Pig’s Ear mushrooms, botanically classified as Gomphus clavatus, are wild, edible mushrooms that belong to the Gomphaceae family. Also known as the Violet chanterelle, Pig’s Ear mushrooms were thought to be related to the chanterelle until their reclassification in the early 2000s and are typically found in the same regions and at the same time as chanterelle mushrooms. Growing in large clusters, these mushrooms form on moist ground or rotten wood in old coniferous forests near fir and spruce trees. Pig’s Ear mushrooms get their name from their similarity in appearance to the texture and shape of the well-known animal’s ear and are favored by foragers for their firm texture and rich, musky flavor.
Pig's Ear mushrooms contain iron, zinc, copper, vitamin D, fiber, and fatty acids that have antifungal properties. They also contain several essential enzymes such as protease, amylase, and lipase, which aid in the digestion of proteins, starches, and fats.

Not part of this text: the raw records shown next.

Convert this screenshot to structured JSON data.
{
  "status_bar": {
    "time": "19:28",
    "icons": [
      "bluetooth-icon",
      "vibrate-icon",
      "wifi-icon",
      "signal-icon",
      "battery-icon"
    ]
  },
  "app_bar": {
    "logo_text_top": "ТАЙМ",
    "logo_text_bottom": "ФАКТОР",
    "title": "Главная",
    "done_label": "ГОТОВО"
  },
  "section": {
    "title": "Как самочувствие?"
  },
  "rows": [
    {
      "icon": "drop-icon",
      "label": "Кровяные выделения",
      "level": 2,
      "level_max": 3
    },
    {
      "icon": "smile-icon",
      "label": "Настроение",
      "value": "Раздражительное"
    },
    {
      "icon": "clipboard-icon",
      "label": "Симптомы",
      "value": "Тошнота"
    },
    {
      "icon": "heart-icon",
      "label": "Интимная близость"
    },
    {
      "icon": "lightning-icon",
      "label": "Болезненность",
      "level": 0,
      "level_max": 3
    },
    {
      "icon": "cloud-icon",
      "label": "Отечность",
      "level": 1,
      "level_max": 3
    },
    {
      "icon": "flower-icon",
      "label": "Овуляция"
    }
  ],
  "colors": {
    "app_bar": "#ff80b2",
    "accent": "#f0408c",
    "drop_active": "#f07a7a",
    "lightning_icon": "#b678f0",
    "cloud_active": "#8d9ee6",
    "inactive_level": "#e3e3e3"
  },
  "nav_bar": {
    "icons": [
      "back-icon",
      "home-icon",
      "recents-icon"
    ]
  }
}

Pig’s Ears mushrooms are best suited for cooked applications such as boiling, frying, and sautéing. In the wild, this variety is favored by flies and these flies lay eggs in more mature mushrooms, so young mushrooms are ideal. If there are signs of maggots, the mushrooms can be parboiled and cleaned to remove larva. Pig’s Ear mushrooms have a firm and meaty texture that holds up well in soups, stews, chowders, and sauces. They can also be sautéed and served in a reduction sauce alongside beef or lamb or served in creamy pasta dishes for added texture. Pig’s Ear mushrooms pair well with garlic, onion, ginger, thyme, tarragon, oregano tofu, dark meats such as lamb or beef, artichoke hearts, sweet peppers, tamari, sake, noodles, and jasmine rice. They will keep for a couple of days when stored in a paper bag in the refrigerator or can be parboiled and flash frozen in the freezer for a couple of months.
Pig’s Ear mushrooms are found across Europe, but due to cutting old growth forests, the mushroom’s numbers have rapidly declined, and they were placed on the Global Fungal Red List, which is a list that is used to bring awareness and conversation to beneficial varieties. Despite their decline in Europe, Pig’s Ear mushrooms are also found in North America and were ranked as one of the most favored varieties by the Zapotecs in Oaxaca, Mexico. This ranking was conducted according to a study done in 2007 that looked at the cultural significance of certain varieties of mushroom, and the Pig’s Ear mushroom was favored for eating as a main dish without accompanying ingredients.
Pig’s Ear mushrooms are native to North America and Europe and were first recorded by German naturalist Jacob Christian Schaffer in 1774. This variety was then transferred to many different classifications until it was reclassified into the Gomphus species in the early 2000s. Today Pig’s Ear mushrooms can be found in the wild and at local markets in the United States, Canada, Mexico, Europe, and along the border of Europe and Asia.
Recipes that include Pig's Ears (Violet Chanterelle) Mushroom. One is easiest, three is harder.
|Mad About Mushrooms||Wrapped Pork Tenderloin with Pig's Ears|